PROBLEM TO WORK ON » Tally every line in the data that has the word "Detoxifying" and report only the total.

TASK MATERIAL »
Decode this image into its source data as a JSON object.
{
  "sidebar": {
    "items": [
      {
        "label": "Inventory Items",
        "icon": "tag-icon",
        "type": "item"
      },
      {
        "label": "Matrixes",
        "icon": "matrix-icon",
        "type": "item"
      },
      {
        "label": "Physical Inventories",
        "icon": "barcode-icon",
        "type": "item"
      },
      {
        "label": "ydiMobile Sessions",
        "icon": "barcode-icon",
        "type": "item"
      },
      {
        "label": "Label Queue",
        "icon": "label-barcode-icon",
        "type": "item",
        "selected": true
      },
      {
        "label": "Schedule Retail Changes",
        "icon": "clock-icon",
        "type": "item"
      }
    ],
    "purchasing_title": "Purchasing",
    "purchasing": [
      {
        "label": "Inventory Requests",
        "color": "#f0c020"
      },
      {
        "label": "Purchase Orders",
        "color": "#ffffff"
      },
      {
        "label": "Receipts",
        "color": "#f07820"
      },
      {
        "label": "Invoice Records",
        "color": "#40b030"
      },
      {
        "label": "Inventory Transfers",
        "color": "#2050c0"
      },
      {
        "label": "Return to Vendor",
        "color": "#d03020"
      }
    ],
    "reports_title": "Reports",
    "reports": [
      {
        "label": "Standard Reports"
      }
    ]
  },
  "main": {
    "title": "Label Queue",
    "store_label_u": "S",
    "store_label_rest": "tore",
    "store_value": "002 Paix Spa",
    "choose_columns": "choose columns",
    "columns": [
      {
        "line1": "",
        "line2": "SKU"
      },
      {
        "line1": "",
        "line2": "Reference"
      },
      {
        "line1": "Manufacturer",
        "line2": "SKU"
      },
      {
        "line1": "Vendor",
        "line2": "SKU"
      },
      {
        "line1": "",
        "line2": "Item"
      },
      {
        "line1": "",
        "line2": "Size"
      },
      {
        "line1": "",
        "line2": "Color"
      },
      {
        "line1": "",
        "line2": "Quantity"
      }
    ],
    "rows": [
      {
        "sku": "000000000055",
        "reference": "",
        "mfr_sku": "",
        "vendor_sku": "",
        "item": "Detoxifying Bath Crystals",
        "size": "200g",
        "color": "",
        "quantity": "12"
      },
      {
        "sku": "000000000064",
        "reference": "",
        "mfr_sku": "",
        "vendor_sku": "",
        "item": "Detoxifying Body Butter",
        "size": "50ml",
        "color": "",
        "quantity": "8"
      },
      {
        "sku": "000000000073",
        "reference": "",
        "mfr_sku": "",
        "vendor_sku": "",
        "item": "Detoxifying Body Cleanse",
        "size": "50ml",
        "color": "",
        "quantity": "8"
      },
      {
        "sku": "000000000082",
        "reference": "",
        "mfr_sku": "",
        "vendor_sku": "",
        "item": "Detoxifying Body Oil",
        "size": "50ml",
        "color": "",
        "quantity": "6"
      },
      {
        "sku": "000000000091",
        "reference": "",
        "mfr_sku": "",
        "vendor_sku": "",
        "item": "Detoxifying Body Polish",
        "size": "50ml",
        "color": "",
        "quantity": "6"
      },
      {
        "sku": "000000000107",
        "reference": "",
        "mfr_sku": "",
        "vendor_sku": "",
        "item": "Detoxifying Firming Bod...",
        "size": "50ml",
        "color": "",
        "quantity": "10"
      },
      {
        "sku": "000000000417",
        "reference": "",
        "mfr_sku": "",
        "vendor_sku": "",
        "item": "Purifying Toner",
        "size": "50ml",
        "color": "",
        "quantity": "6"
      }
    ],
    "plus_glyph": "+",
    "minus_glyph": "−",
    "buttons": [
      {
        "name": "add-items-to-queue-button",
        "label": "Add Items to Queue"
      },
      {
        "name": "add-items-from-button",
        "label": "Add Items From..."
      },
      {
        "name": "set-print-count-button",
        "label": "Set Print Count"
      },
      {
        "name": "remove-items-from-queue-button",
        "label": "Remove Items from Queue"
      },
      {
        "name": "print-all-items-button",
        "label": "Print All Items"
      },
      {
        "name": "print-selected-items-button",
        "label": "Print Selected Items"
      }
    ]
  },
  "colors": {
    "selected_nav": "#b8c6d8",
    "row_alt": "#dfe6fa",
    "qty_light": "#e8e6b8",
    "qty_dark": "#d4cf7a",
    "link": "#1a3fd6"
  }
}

ANSWER TO THIS TASK » 6